[Web page and app entries]
Start of Block
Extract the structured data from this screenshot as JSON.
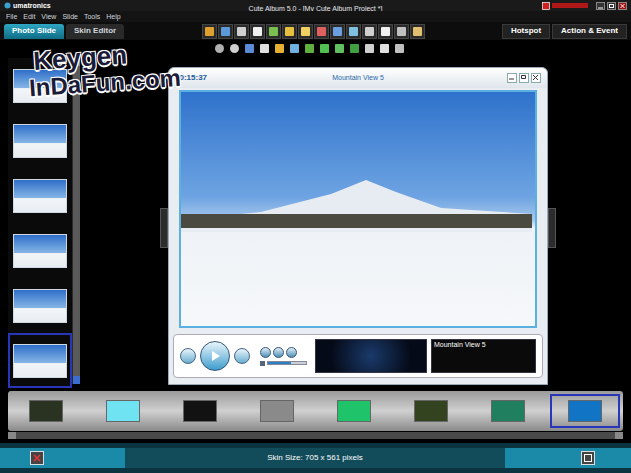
{
  "window": {
    "brand": "umatronics",
    "title": "Cute Album 5.0 - [My Cute Album Project *]"
  },
  "menu": [
    "File",
    "Edit",
    "View",
    "Slide",
    "Tools",
    "Help"
  ],
  "tabs": [
    {
      "label": "Photo Slide",
      "selected": true
    },
    {
      "label": "Skin Editor",
      "selected": false
    }
  ],
  "right_tabs": [
    {
      "label": "Hotspot",
      "selected": false
    },
    {
      "label": "Action & Event",
      "selected": false
    }
  ],
  "thumbnails": [
    {
      "selected": false
    },
    {
      "selected": false
    },
    {
      "selected": false
    },
    {
      "selected": false
    },
    {
      "selected": false
    },
    {
      "selected": true
    }
  ],
  "preview": {
    "time": "00:15:37",
    "title": "Mountain View 5",
    "caption": "Mountain View 5",
    "volume": {
      "level": 0.6
    }
  },
  "skins": [
    {
      "color": "#2a3322",
      "selected": false
    },
    {
      "color": "#6fe3f2",
      "selected": false
    },
    {
      "color": "#121212",
      "selected": false
    },
    {
      "color": "#8a8a8a",
      "selected": false
    },
    {
      "color": "#1fc36a",
      "selected": false
    },
    {
      "color": "#33431f",
      "selected": false
    },
    {
      "color": "#1f7f5e",
      "selected": false
    },
    {
      "color": "#1274c4",
      "selected": true
    }
  ],
  "status_bar": {
    "text": "Skin Size: 705 x 561 pixels"
  },
  "watermark": [
    "Keygen",
    "InDaFun.com"
  ]
}
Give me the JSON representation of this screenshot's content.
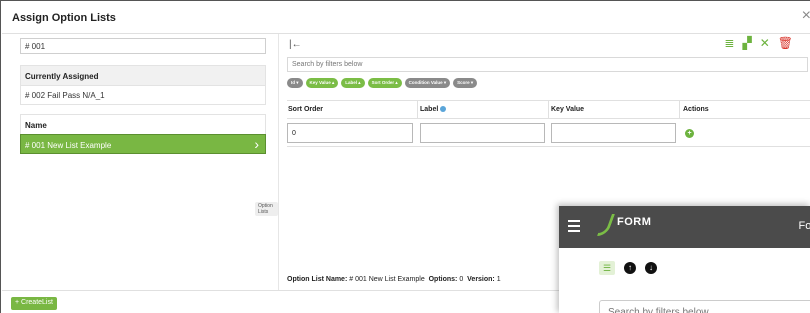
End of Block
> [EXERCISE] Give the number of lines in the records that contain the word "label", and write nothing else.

> [YOUR SOLUTION] 4